We all have a variety of identities based on our race, class, gender, sexuality, religious beliefs, and more. No one identity is necessarily more important or relevant than the other, and everyone values certain facets of their identity to different degrees. While the individual experience of identity - how we identify ourselves - is personal and varied, the social experience of identity - how our society treats us based on our identities - often follows troubling patterns of discrimination and disadvantage. Sometimes, people can face multiple forms of discrimination toward different aspects of their identity - for example, a black woman can face both racism and sexism. The idea that people can experience multiple forms of discrimination and oppression toward multiple parts of their identity is called intersectionality.
Because abuse is based in power and control, and because abusers specifically target vulnerable populations, ableism is often used and exploited as a tactic of abuse.
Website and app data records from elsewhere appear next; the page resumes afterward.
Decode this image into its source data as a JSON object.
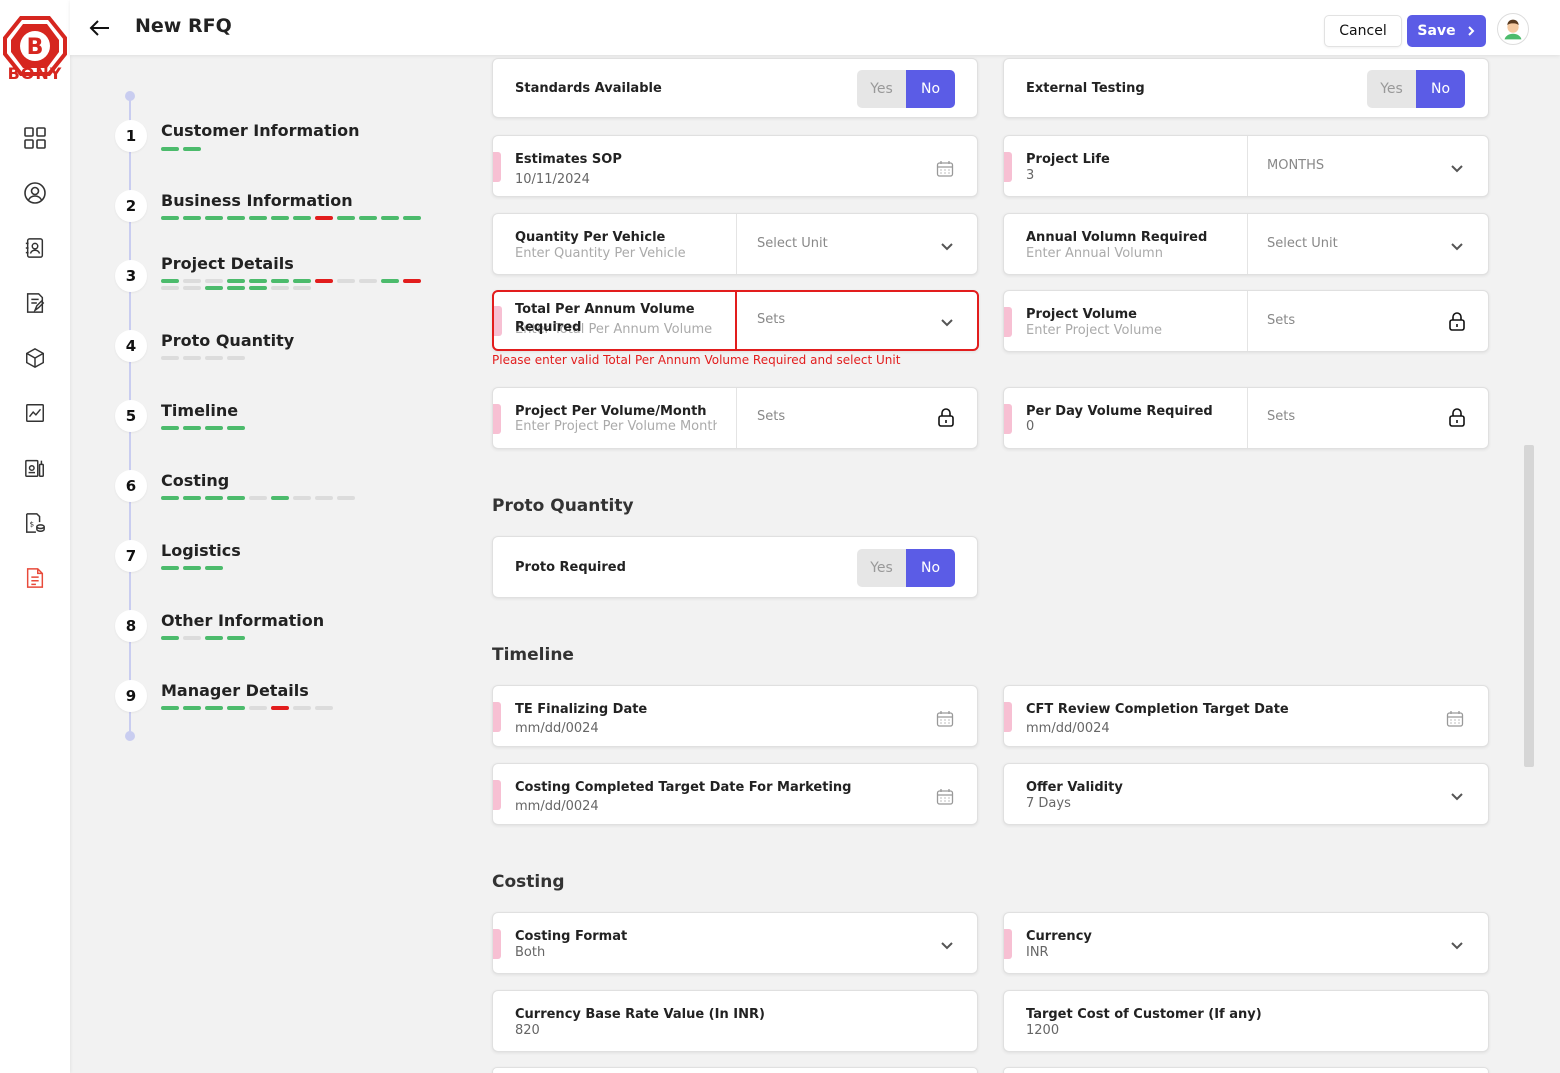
{
  "brand": {
    "name": "BONY",
    "accent": "#d6261f"
  },
  "header": {
    "title": "New RFQ",
    "cancel_label": "Cancel",
    "save_label": "Save"
  },
  "nav_icons": [
    "grid-icon",
    "user-circle-icon",
    "contacts-icon",
    "document-edit-icon",
    "cube-icon",
    "chart-icon",
    "toolbox-icon",
    "invoice-icon",
    "report-icon"
  ],
  "steps": [
    {
      "num": "1",
      "label": "Customer Information",
      "bars": "gg"
    },
    {
      "num": "2",
      "label": "Business Information",
      "bars": "gggggggrgggg"
    },
    {
      "num": "3",
      "label": "Project Details",
      "bars": "gnnggggrnngrnngggnn"
    },
    {
      "num": "4",
      "label": "Proto Quantity",
      "bars": "nnnn"
    },
    {
      "num": "5",
      "label": "Timeline",
      "bars": "gggg"
    },
    {
      "num": "6",
      "label": "Costing",
      "bars": "ggggngnnn"
    },
    {
      "num": "7",
      "label": "Logistics",
      "bars": "ggg"
    },
    {
      "num": "8",
      "label": "Other Information",
      "bars": "gngg"
    },
    {
      "num": "9",
      "label": "Manager Details",
      "bars": "ggggnrnn"
    }
  ],
  "toggle": {
    "yes": "Yes",
    "no": "No"
  },
  "fields": {
    "standards_available": "Standards Available",
    "external_testing": "External Testing",
    "estimates_sop": {
      "label": "Estimates SOP",
      "value": "10/11/2024"
    },
    "project_life": {
      "label": "Project Life",
      "value": "3",
      "unit": "MONTHS"
    },
    "qty_per_vehicle": {
      "label": "Quantity Per Vehicle",
      "placeholder": "Enter Quantity Per Vehicle",
      "unit": "Select Unit"
    },
    "annual_volume": {
      "label": "Annual Volumn Required",
      "placeholder": "Enter Annual Volumn",
      "unit": "Select Unit"
    },
    "total_per_annum": {
      "label": "Total Per Annum Volume Required",
      "placeholder": "Enter Total Per Annum Volume",
      "unit": "Sets"
    },
    "total_per_annum_error": "Please enter valid Total Per Annum Volume Required and select Unit",
    "project_volume": {
      "label": "Project Volume",
      "placeholder": "Enter Project Volume",
      "unit": "Sets"
    },
    "project_per_month": {
      "label": "Project Per Volume/Month",
      "placeholder": "Enter Project Per Volume Month",
      "unit": "Sets"
    },
    "per_day_volume": {
      "label": "Per Day Volume Required",
      "value": "0",
      "unit": "Sets"
    },
    "proto_required": "Proto Required",
    "te_finalizing": {
      "label": "TE Finalizing Date",
      "value": "mm/dd/0024"
    },
    "cft_review": {
      "label": "CFT Review Completion Target Date",
      "value": "mm/dd/0024"
    },
    "costing_completed": {
      "label": "Costing Completed Target Date For Marketing",
      "value": "mm/dd/0024"
    },
    "offer_validity": {
      "label": "Offer Validity",
      "value": "7 Days"
    },
    "costing_format": {
      "label": "Costing Format",
      "value": "Both"
    },
    "currency": {
      "label": "Currency",
      "value": "INR"
    },
    "currency_base_rate": {
      "label": "Currency Base Rate Value (In INR)",
      "value": "820"
    },
    "target_cost": {
      "label": "Target Cost of Customer (If any)",
      "value": "1200"
    }
  },
  "sections": {
    "proto": "Proto Quantity",
    "timeline": "Timeline",
    "costing": "Costing"
  }
}
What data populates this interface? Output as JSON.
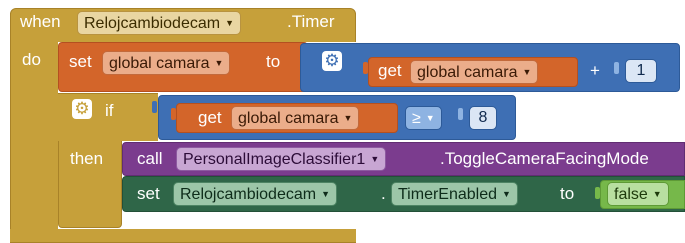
{
  "colors": {
    "event": "#c6a03a",
    "event_border": "#a88228",
    "variables": "#d3652a",
    "variables_pill": "#ebad8a",
    "math": "#3e6fb4",
    "math_pill": "#8eb3e2",
    "component_method": "#7b3c8e",
    "component_pill": "#c8a6d3",
    "component_setter": "#2f6648",
    "component_setter_pill": "#9cc6a8",
    "logic": "#76b84a",
    "logic_pill": "#b8dfa0"
  },
  "event_block": {
    "when_label": "when",
    "component_name": "Relojcambiodecam",
    "event_name": ".Timer",
    "do_label": "do"
  },
  "set_global": {
    "set_label": "set",
    "variable": "global camara",
    "to_label": "to"
  },
  "addition": {
    "get_label": "get",
    "variable": "global camara",
    "operator": "+",
    "operand": "1",
    "mutator_icon": "gear-icon"
  },
  "if_block": {
    "if_label": "if",
    "then_label": "then",
    "mutator_icon": "gear-icon"
  },
  "compare": {
    "get_label": "get",
    "variable": "global camara",
    "operator": "≥",
    "operand": "8"
  },
  "call_block": {
    "call_label": "call",
    "component": "PersonalImageClassifier1",
    "method": ".ToggleCameraFacingMode"
  },
  "set_timer": {
    "set_label": "set",
    "component": "Relojcambiodecam",
    "dot": ".",
    "property": "TimerEnabled",
    "to_label": "to",
    "value": "false"
  }
}
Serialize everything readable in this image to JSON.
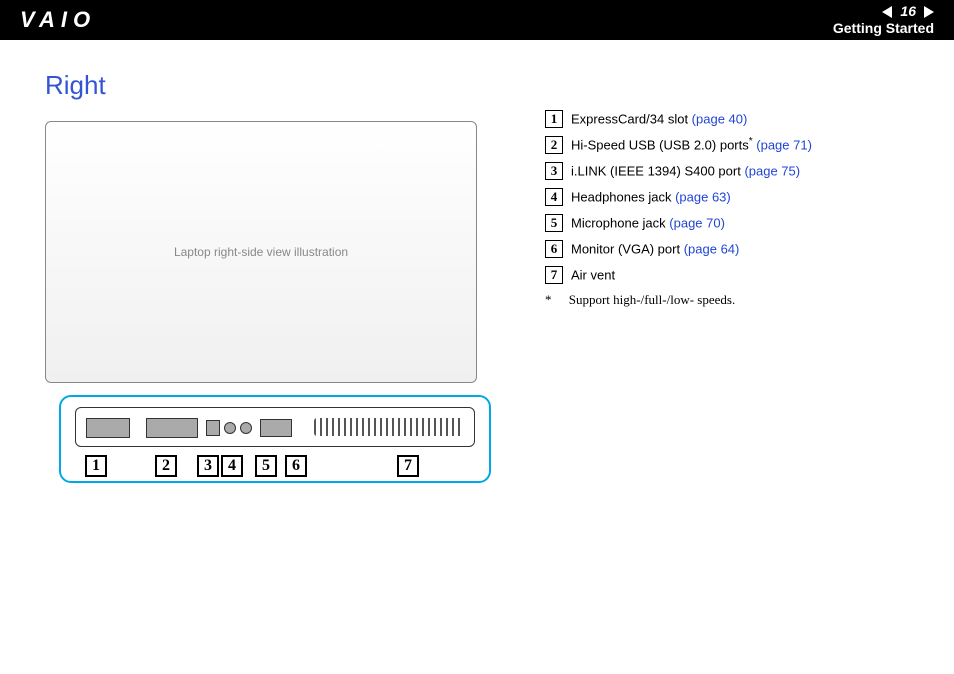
{
  "header": {
    "logo_text": "VAIO",
    "page_number": "16",
    "section_label": "Getting Started"
  },
  "title": "Right",
  "figure_alt": "Laptop right-side view illustration",
  "legend": [
    {
      "num": "1",
      "text": "ExpressCard/34 slot ",
      "page_ref": "(page 40)",
      "sup": ""
    },
    {
      "num": "2",
      "text": "Hi-Speed USB (USB 2.0) ports",
      "page_ref": "(page 71)",
      "sup": "*"
    },
    {
      "num": "3",
      "text": "i.LINK (IEEE 1394) S400 port ",
      "page_ref": "(page 75)",
      "sup": ""
    },
    {
      "num": "4",
      "text": "Headphones jack ",
      "page_ref": "(page 63)",
      "sup": ""
    },
    {
      "num": "5",
      "text": "Microphone jack ",
      "page_ref": "(page 70)",
      "sup": ""
    },
    {
      "num": "6",
      "text": "Monitor (VGA) port ",
      "page_ref": "(page 64)",
      "sup": ""
    },
    {
      "num": "7",
      "text": "Air vent",
      "page_ref": "",
      "sup": ""
    }
  ],
  "footnote": {
    "mark": "*",
    "text": "Support high-/full-/low- speeds."
  },
  "callouts": [
    "1",
    "2",
    "3",
    "4",
    "5",
    "6",
    "7"
  ]
}
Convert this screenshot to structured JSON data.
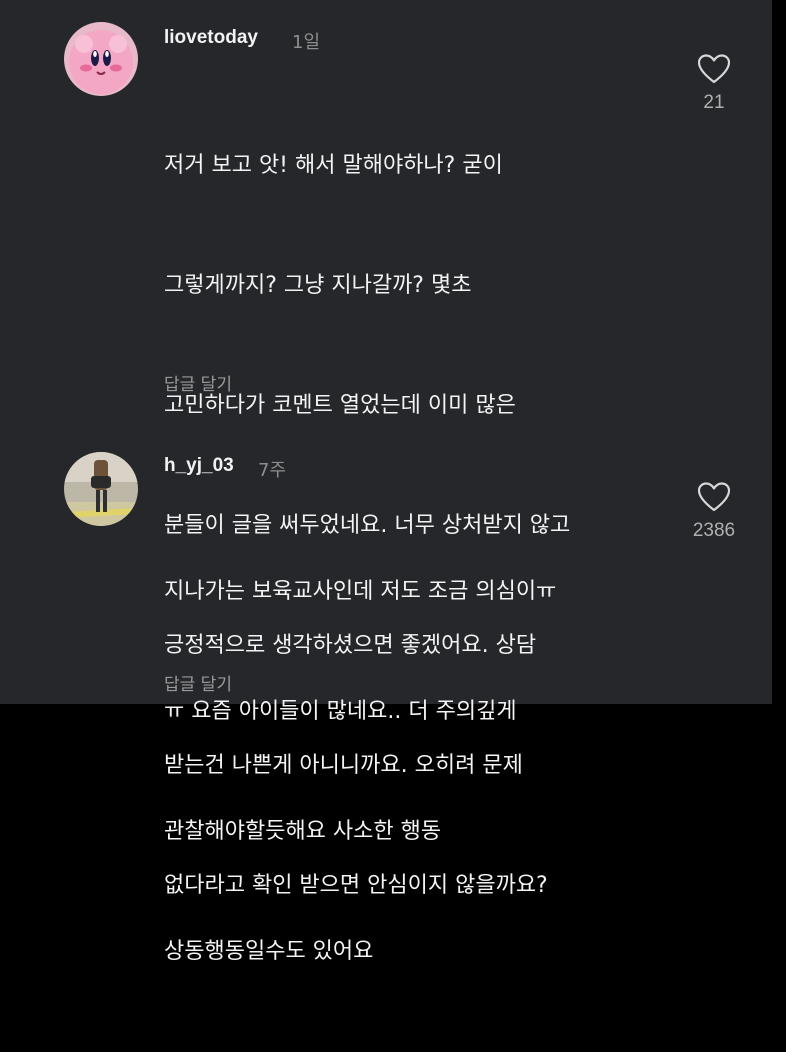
{
  "comments": [
    {
      "username": "liovetoday",
      "time": "1일",
      "lines": [
        "저거 보고 앗! 해서 말해야하나? 굳이",
        "그렇게까지? 그냥 지나갈까? 몇초",
        "고민하다가 코멘트 열었는데 이미 많은",
        "분들이 글을 써두었네요. 너무 상처받지 않고",
        "긍정적으로 생각하셨으면 좋겠어요. 상담",
        "받는건 나쁜게 아니니까요. 오히려 문제",
        "없다라고 확인 받으면 안심이지 않을까요?"
      ],
      "reply_label": "답글 달기",
      "like_count": "21"
    },
    {
      "username": "h_yj_03",
      "time": "7주",
      "lines": [
        "지나가는 보육교사인데 저도 조금 의심이ㅠ",
        "ㅠ 요즘 아이들이 많네요.. 더 주의깊게",
        "관찰해야할듯해요 사소한 행동",
        "상동행동일수도 있어요"
      ],
      "reply_label": "답글 달기",
      "like_count": "2386"
    }
  ],
  "colors": {
    "background": "#25272b",
    "text": "#f4f4f4",
    "muted": "#8e8e8e",
    "avatar1": "#f0a8c8",
    "avatar2": "#c9c4b8"
  },
  "icons": {
    "like": "heart-outline-icon"
  }
}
Abusers will use ableist language to manipulate and control their victims, saying things like “If you weren’t so crazy I wouldn’t hit you,” or “No one will believe you because of your disability.” Abusers know that because services are often inaccessible for people with disabilities, it can be harder for their victims to seek help or get away - a fact they are quick to exploit.